[Data excerpts Boundary: Start]

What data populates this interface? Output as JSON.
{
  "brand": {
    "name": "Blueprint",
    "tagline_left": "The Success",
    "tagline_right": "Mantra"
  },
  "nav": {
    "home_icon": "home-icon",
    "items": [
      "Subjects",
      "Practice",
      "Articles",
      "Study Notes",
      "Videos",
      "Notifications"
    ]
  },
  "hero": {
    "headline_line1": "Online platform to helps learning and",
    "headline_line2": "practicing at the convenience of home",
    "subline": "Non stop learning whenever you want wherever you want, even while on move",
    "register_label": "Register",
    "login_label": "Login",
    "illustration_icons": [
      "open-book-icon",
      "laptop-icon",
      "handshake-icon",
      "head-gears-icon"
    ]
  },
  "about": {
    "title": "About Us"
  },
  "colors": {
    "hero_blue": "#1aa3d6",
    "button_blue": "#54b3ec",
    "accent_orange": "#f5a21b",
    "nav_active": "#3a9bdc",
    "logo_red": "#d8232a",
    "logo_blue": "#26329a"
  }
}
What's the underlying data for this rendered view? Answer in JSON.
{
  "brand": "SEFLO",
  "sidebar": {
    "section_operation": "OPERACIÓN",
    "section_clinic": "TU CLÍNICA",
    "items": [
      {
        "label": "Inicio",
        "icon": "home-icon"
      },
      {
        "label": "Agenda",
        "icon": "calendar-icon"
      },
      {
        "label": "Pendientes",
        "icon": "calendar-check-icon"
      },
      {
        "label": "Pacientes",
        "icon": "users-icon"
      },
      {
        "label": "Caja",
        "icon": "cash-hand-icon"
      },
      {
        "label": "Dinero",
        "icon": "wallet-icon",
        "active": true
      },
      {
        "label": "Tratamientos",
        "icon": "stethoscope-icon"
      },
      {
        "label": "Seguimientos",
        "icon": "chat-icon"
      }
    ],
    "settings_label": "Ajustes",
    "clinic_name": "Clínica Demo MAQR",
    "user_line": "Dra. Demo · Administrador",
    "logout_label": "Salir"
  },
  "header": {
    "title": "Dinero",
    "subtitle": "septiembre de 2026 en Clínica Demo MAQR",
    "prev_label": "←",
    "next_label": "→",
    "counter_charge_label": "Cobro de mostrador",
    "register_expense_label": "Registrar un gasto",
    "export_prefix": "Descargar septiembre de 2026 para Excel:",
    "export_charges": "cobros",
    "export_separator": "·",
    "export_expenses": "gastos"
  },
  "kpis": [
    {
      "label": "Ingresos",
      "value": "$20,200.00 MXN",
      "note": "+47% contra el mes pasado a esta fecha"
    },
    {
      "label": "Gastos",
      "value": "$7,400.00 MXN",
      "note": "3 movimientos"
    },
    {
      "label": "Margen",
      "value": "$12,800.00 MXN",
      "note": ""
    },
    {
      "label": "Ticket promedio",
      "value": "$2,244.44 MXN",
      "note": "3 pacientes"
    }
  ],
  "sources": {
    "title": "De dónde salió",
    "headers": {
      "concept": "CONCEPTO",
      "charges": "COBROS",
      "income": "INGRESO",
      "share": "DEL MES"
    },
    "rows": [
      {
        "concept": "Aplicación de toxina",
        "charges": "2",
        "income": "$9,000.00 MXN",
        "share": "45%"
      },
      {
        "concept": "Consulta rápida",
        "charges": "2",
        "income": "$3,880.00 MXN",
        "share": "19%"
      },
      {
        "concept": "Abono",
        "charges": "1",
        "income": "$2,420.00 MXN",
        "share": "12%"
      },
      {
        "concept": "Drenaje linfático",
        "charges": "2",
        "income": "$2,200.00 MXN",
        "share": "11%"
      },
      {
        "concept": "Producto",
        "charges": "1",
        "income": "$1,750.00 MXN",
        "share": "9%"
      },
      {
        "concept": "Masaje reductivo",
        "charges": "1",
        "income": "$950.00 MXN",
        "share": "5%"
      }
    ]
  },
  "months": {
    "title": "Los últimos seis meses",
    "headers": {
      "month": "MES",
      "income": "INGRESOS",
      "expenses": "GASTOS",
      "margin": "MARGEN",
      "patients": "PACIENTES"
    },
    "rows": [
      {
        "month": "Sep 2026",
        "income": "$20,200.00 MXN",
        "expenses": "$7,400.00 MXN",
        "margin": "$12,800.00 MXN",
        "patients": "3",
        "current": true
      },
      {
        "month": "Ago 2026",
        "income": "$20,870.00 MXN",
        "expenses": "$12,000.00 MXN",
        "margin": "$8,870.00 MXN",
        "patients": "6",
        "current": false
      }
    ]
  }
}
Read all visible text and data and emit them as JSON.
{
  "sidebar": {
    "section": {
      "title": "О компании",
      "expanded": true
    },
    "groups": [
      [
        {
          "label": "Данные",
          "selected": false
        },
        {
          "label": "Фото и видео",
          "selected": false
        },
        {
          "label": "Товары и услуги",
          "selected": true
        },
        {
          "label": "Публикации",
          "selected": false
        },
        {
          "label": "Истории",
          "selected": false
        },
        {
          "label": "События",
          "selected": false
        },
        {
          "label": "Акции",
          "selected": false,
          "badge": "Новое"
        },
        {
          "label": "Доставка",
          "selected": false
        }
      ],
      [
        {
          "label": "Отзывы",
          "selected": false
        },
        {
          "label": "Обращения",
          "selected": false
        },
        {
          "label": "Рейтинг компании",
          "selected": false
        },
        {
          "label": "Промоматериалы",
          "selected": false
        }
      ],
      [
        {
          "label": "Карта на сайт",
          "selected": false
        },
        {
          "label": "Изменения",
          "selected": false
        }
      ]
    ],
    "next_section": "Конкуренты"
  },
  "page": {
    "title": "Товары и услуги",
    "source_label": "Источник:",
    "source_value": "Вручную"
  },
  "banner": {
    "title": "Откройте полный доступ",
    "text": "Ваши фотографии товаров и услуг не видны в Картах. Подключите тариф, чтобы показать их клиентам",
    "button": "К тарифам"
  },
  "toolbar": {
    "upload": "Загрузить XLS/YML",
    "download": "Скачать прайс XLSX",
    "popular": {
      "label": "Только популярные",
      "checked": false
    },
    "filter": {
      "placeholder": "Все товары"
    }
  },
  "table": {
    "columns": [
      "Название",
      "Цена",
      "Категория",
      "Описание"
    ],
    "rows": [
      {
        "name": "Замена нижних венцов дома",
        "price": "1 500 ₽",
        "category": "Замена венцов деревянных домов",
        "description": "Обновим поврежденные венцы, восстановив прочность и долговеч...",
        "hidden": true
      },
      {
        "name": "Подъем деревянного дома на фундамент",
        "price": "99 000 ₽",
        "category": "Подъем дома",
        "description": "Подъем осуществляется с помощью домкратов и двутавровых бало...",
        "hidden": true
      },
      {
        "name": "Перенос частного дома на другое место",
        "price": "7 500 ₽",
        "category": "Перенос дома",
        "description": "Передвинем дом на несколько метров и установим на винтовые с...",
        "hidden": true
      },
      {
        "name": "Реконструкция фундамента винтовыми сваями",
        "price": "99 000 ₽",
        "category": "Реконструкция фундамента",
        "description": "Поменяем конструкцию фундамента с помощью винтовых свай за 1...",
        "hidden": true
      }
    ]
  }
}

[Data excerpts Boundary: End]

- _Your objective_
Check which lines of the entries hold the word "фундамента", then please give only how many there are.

- _Answer below_
3